## THE TASK
Recreate the entire listing that appears below, exactly.

AVAILABLE DATA section start

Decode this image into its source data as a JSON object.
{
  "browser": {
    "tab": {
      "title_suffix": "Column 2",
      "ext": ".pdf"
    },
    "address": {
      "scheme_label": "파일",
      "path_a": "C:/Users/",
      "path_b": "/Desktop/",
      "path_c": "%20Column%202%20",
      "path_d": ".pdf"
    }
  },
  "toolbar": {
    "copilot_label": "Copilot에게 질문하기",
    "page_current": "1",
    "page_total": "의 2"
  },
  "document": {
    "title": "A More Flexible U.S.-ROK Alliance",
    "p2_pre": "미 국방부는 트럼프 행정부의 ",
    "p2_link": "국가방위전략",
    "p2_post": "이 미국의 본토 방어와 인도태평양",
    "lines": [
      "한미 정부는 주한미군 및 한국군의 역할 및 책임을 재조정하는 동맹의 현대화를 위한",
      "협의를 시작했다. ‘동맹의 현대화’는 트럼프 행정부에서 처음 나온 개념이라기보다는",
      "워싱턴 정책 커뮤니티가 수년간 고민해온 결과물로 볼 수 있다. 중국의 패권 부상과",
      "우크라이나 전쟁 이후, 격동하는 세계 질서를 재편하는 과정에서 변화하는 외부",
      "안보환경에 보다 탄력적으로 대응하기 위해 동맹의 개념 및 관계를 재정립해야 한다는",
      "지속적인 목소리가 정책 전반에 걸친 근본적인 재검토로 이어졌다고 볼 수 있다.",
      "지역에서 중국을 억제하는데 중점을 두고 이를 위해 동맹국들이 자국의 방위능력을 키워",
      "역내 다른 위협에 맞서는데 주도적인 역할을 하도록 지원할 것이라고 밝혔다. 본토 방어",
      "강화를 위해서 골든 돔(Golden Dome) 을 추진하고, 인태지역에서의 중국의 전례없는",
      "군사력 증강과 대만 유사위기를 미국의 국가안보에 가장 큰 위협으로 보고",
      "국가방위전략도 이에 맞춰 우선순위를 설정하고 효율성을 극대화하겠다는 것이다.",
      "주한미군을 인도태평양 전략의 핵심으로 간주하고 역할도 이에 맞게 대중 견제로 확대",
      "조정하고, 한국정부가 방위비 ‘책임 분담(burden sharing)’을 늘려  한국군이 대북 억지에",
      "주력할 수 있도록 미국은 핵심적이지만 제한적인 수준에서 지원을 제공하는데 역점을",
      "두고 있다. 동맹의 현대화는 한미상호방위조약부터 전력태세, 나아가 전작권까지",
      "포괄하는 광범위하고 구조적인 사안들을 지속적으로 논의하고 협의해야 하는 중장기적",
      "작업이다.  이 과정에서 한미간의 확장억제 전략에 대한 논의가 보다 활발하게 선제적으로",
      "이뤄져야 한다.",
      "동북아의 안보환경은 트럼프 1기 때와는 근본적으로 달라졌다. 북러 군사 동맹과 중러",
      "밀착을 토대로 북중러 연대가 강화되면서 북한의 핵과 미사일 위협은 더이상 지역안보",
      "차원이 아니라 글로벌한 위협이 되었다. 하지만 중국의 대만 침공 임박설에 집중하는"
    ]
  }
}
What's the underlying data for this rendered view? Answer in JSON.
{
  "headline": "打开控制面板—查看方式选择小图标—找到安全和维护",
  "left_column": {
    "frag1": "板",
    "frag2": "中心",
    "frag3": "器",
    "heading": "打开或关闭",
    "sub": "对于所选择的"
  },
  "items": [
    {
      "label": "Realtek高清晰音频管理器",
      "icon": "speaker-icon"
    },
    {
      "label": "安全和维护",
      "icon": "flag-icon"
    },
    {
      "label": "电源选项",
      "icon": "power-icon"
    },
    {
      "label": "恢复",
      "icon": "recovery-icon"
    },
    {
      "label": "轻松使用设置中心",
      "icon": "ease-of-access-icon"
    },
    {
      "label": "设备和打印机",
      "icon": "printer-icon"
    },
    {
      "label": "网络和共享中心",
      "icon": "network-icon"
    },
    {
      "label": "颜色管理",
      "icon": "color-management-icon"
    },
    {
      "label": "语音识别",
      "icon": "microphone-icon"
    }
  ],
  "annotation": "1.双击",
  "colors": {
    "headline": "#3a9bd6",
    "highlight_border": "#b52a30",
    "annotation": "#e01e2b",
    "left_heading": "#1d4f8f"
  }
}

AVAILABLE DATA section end

## ANSWER TO THIS PROBLEM
Decode this image into its source data as a JSON object.
{
  "browser": {
    "tab": {
      "title_suffix": "Column 2",
      "ext": ".pdf"
    },
    "address": {
      "scheme_label": "파일",
      "path_a": "C:/Users/",
      "path_b": "/Desktop/",
      "path_c": "%20Column%202%20",
      "path_d": ".pdf"
    }
  },
  "toolbar": {
    "copilot_label": "Copilot에게 질문하기",
    "page_current": "1",
    "page_total": "의 2"
  },
  "document": {
    "title": "A More Flexible U.S.-ROK Alliance",
    "p2_pre": "미 국방부는 트럼프 행정부의 ",
    "p2_link": "국가방위전략",
    "p2_post": "이 미국의 본토 방어와 인도태평양",
    "lines": [
      "한미 정부는 주한미군 및 한국군의 역할 및 책임을 재조정하는 동맹의 현대화를 위한",
      "협의를 시작했다. ‘동맹의 현대화’는 트럼프 행정부에서 처음 나온 개념이라기보다는",
      "워싱턴 정책 커뮤니티가 수년간 고민해온 결과물로 볼 수 있다. 중국의 패권 부상과",
      "우크라이나 전쟁 이후, 격동하는 세계 질서를 재편하는 과정에서 변화하는 외부",
      "안보환경에 보다 탄력적으로 대응하기 위해 동맹의 개념 및 관계를 재정립해야 한다는",
      "지속적인 목소리가 정책 전반에 걸친 근본적인 재검토로 이어졌다고 볼 수 있다.",
      "지역에서 중국을 억제하는데 중점을 두고 이를 위해 동맹국들이 자국의 방위능력을 키워",
      "역내 다른 위협에 맞서는데 주도적인 역할을 하도록 지원할 것이라고 밝혔다. 본토 방어",
      "강화를 위해서 골든 돔(Golden Dome) 을 추진하고, 인태지역에서의 중국의 전례없는",
      "군사력 증강과 대만 유사위기를 미국의 국가안보에 가장 큰 위협으로 보고",
      "국가방위전략도 이에 맞춰 우선순위를 설정하고 효율성을 극대화하겠다는 것이다.",
      "주한미군을 인도태평양 전략의 핵심으로 간주하고 역할도 이에 맞게 대중 견제로 확대",
      "조정하고, 한국정부가 방위비 ‘책임 분담(burden sharing)’을 늘려  한국군이 대북 억지에",
      "주력할 수 있도록 미국은 핵심적이지만 제한적인 수준에서 지원을 제공하는데 역점을",
      "두고 있다. 동맹의 현대화는 한미상호방위조약부터 전력태세, 나아가 전작권까지",
      "포괄하는 광범위하고 구조적인 사안들을 지속적으로 논의하고 협의해야 하는 중장기적",
      "작업이다.  이 과정에서 한미간의 확장억제 전략에 대한 논의가 보다 활발하게 선제적으로",
      "이뤄져야 한다.",
      "동북아의 안보환경은 트럼프 1기 때와는 근본적으로 달라졌다. 북러 군사 동맹과 중러",
      "밀착을 토대로 북중러 연대가 강화되면서 북한의 핵과 미사일 위협은 더이상 지역안보",
      "차원이 아니라 글로벌한 위협이 되었다. 하지만 중국의 대만 침공 임박설에 집중하는"
    ]
  }
}
What's the underlying data for this rendered view? Answer in JSON.
{
  "headline": "打开控制面板—查看方式选择小图标—找到安全和维护",
  "left_column": {
    "frag1": "板",
    "frag2": "中心",
    "frag3": "器",
    "heading": "打开或关闭",
    "sub": "对于所选择的"
  },
  "items": [
    {
      "label": "Realtek高清晰音频管理器",
      "icon": "speaker-icon"
    },
    {
      "label": "安全和维护",
      "icon": "flag-icon"
    },
    {
      "label": "电源选项",
      "icon": "power-icon"
    },
    {
      "label": "恢复",
      "icon": "recovery-icon"
    },
    {
      "label": "轻松使用设置中心",
      "icon": "ease-of-access-icon"
    },
    {
      "label": "设备和打印机",
      "icon": "printer-icon"
    },
    {
      "label": "网络和共享中心",
      "icon": "network-icon"
    },
    {
      "label": "颜色管理",
      "icon": "color-management-icon"
    },
    {
      "label": "语音识别",
      "icon": "microphone-icon"
    }
  ],
  "annotation": "1.双击",
  "colors": {
    "headline": "#3a9bd6",
    "highlight_border": "#b52a30",
    "annotation": "#e01e2b",
    "left_heading": "#1d4f8f"
  }
}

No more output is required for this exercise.